§ **Records for the exercise**:

------------------------------

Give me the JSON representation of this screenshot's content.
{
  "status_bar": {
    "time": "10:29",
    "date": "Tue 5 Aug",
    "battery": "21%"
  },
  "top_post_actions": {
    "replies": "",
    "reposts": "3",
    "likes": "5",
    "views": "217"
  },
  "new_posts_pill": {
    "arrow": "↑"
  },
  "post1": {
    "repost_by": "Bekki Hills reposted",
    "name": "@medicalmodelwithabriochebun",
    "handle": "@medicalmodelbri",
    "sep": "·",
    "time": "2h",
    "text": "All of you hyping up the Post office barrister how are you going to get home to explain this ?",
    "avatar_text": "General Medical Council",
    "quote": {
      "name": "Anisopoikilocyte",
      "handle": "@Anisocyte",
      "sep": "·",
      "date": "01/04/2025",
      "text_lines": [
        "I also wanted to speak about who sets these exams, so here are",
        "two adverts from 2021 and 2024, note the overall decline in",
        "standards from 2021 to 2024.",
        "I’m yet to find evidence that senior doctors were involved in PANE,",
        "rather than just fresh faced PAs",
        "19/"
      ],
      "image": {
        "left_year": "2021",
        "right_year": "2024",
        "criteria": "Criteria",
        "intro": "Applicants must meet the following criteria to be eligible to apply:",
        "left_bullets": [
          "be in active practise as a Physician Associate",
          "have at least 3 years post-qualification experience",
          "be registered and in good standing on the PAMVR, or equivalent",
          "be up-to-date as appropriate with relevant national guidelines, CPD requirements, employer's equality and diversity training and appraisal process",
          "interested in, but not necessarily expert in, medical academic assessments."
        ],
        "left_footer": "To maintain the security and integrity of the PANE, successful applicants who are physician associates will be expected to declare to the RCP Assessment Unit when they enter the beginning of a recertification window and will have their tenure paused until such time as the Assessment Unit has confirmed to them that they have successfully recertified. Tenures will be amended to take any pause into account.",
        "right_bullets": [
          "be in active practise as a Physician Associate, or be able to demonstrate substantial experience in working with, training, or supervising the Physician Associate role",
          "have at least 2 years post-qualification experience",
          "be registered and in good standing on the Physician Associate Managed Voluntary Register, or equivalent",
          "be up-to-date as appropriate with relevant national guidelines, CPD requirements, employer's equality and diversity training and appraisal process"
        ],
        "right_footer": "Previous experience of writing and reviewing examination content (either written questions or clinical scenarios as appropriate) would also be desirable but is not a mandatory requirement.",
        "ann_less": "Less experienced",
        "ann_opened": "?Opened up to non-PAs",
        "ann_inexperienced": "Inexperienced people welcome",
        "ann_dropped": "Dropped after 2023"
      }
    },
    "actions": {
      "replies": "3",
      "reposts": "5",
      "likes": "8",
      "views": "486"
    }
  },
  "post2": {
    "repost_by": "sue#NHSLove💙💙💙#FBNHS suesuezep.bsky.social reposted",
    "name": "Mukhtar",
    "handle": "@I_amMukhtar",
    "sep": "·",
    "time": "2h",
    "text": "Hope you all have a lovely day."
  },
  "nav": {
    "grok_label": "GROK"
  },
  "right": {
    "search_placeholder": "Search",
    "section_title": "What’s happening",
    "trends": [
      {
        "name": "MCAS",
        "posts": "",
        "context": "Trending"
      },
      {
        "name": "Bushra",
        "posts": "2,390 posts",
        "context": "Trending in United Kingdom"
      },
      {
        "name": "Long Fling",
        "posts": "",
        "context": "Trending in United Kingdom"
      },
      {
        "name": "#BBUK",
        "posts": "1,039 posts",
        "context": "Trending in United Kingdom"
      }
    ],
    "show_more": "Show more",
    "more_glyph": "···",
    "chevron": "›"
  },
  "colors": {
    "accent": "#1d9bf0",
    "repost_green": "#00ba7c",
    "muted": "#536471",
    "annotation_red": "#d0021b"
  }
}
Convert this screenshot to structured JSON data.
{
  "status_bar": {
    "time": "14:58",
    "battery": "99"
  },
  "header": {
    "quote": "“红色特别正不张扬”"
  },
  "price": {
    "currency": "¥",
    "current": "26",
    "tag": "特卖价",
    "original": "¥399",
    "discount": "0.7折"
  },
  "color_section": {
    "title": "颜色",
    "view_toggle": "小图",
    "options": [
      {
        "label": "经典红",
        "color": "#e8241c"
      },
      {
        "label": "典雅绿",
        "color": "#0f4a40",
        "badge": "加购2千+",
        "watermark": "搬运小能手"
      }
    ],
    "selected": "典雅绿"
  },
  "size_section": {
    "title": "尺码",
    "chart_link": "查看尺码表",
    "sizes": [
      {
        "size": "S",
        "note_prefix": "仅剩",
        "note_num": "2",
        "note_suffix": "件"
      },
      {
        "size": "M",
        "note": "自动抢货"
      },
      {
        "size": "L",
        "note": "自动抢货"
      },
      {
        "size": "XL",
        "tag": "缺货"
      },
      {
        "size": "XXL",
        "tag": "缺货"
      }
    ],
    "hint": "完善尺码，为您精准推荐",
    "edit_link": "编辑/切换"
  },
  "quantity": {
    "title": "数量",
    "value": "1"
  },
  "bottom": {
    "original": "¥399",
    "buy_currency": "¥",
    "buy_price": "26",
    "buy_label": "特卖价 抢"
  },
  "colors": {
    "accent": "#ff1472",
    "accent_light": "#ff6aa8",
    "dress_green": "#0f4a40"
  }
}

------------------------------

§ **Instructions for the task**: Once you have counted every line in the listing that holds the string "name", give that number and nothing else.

§ **Output of the task**: 7